Over the next few days, we spent our time touring the town and going to fittings throughout the day. We found the best tailor shop to be Bao Khanh, ironically the place our hotel recommended. But we didn’t realize that to the end. After being very impressed by their work, we continued to get more stuff made. Paul seems to think I am going on too long about tailoring, but it was such a cool place!
The food in Hoi Ann is unique and we enjoyed our share of
Cau Lao (local noodle dish), White Roses (shrimp in rice paper), cheap beer (20 cents) and lots of seafood. We toured around the old town and visited the large markets. Patti wanted to buy a basket they used (she is correcting my grammer as I type – only an English teacher! – now she wants me to take that out because she says there are lots of sentences she wants to fix!) for rice and beans and it was hilarious to watch these old ladies dumping out their beans and running up to her with their baskets. I don’t think they had any idea why she would possibly want an old basket, but in a month I’m sure someone will turn it into a business. She got lots of laughs and stares as she walked through the town with her new prized possession.

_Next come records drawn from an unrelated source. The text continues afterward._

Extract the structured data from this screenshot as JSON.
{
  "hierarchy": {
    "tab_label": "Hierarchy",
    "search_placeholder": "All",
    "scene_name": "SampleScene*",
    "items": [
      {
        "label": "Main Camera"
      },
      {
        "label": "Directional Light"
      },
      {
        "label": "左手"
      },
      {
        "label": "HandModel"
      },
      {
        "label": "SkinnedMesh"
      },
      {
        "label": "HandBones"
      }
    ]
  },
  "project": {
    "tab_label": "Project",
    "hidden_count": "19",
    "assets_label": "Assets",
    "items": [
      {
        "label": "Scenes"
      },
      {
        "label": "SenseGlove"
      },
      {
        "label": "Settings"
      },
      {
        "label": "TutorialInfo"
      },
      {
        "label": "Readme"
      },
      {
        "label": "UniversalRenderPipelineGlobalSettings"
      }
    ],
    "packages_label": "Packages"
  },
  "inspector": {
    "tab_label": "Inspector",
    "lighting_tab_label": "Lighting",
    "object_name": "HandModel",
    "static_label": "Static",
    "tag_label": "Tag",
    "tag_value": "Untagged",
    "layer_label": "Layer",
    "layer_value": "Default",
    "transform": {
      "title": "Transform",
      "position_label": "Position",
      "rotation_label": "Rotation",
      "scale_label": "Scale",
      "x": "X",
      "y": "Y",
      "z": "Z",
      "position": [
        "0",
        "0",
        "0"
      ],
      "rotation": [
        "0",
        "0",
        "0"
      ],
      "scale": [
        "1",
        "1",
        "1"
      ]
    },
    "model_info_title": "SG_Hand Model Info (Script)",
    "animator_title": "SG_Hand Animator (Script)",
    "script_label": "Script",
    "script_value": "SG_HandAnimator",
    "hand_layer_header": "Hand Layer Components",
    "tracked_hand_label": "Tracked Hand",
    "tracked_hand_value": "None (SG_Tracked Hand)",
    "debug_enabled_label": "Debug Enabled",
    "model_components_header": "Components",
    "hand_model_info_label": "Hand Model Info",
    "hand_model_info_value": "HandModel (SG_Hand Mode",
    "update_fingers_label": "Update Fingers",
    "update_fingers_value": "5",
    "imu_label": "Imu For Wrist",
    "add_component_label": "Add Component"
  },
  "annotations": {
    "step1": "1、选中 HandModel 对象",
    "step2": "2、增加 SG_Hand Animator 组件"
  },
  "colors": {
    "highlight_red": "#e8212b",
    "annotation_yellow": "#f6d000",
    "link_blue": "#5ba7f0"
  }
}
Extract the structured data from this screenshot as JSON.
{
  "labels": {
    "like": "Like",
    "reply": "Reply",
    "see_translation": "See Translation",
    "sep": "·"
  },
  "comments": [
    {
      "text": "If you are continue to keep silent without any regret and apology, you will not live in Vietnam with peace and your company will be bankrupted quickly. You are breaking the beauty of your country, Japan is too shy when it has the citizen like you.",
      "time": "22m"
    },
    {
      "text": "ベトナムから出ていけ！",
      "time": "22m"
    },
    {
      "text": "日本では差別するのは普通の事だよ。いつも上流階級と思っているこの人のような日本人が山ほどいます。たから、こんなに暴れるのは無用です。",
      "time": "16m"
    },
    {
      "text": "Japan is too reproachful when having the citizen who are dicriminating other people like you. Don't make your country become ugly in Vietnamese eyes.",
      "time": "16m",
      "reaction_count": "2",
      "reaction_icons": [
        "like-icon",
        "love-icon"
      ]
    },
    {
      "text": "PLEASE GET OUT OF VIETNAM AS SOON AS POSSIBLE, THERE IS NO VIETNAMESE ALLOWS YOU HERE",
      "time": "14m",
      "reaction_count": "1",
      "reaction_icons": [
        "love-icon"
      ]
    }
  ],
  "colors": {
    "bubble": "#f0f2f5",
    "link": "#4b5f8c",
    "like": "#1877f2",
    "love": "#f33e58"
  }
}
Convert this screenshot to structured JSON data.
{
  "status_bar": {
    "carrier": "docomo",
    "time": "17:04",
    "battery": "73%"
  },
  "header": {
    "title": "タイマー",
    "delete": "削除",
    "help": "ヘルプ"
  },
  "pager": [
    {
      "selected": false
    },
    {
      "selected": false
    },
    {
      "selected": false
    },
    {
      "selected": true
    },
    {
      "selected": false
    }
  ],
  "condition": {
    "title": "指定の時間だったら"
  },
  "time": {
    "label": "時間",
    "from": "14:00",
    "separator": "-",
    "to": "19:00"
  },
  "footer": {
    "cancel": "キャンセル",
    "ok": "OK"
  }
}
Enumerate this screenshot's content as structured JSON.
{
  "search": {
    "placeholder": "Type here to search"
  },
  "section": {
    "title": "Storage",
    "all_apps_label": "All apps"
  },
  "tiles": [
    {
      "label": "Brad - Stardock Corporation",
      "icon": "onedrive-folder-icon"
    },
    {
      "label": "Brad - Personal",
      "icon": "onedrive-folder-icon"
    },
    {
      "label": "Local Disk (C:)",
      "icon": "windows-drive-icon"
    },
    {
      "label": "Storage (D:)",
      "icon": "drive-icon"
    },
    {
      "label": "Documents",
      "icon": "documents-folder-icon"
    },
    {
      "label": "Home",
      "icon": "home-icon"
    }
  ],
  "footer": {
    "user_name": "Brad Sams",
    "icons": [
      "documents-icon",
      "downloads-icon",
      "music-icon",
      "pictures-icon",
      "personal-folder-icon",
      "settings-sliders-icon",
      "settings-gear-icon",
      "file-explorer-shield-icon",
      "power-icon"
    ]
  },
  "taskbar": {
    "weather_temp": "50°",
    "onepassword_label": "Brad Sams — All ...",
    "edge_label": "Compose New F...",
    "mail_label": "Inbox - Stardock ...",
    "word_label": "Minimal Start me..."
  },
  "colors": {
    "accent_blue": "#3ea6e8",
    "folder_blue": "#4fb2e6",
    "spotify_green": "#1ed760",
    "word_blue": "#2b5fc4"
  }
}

We rented bikes one day and rode out to the beach. It was a really nice beach, but just way too hot to lay out. We were having lunch and watching some tourists load off the bus and get out their trusty Lonely Planet guidebooks and stumble around. Patti really liked our hotel and wanted to
tell all of them about it because it wasn’t in the guidebook. Later, we saw two of the same girls still wandering around and Patti ran up to them to tell them about our hotel. Paul wanted to try and make an escape in the hopes that they wouldn’t know she was with us. She proceeded to tell them all about this great hotel and how she had watched them earlier from the restaurant looking for a place. She couldn’t understand why they looked scared….hmmm….stalker lady! But she was quite happy that they decided to stay, although she kept waiting for her thank you from them. Total Huber moment.
We caught the overnight bus to Nha Trang, a popular beach destination. The bus was total torture says Patti, although I managed to get some sleep. There are four ways to get around Vietnam. 1. Fly – expensive. 2. Train – expensive (tourists pay 4x what locals pay) and slow. 3. Local Bus – after our experience with the local bus to Hoi Ann, we aren’t keen on that anymore. 4. Open Tour Buses – these run up and down the coast and are really cheap. The problem
is they get kickbacks from all the restaurants and places they stop. So you drive about an hour and then stop somewhere for 40 minutes, drive another hour…etc….it takes 12 hours to go 500 km.
We managed to make it to Nha Trang and decided to only spend the day there. It has a nice beach, but it is just so hot here, you really can’t lay out in the sun. Although the sand is nice, a lot of garbage washes up on the beach, making it pretty unappealing to go swimming. All over Asia, we have found that the concept of littering does not exist and people just chuck out their garbage onto the street. We did spend the afternoon lounging around, although with all the people trying to sell you everything, it is not very restful. It was interesting to see how the beach came alive around 5 pm with all the locals swimming and playing on the beach.
We took another open tour bus to Dalat this morning and are looking forward to a few days in the cooler weather here in the Central Highlands.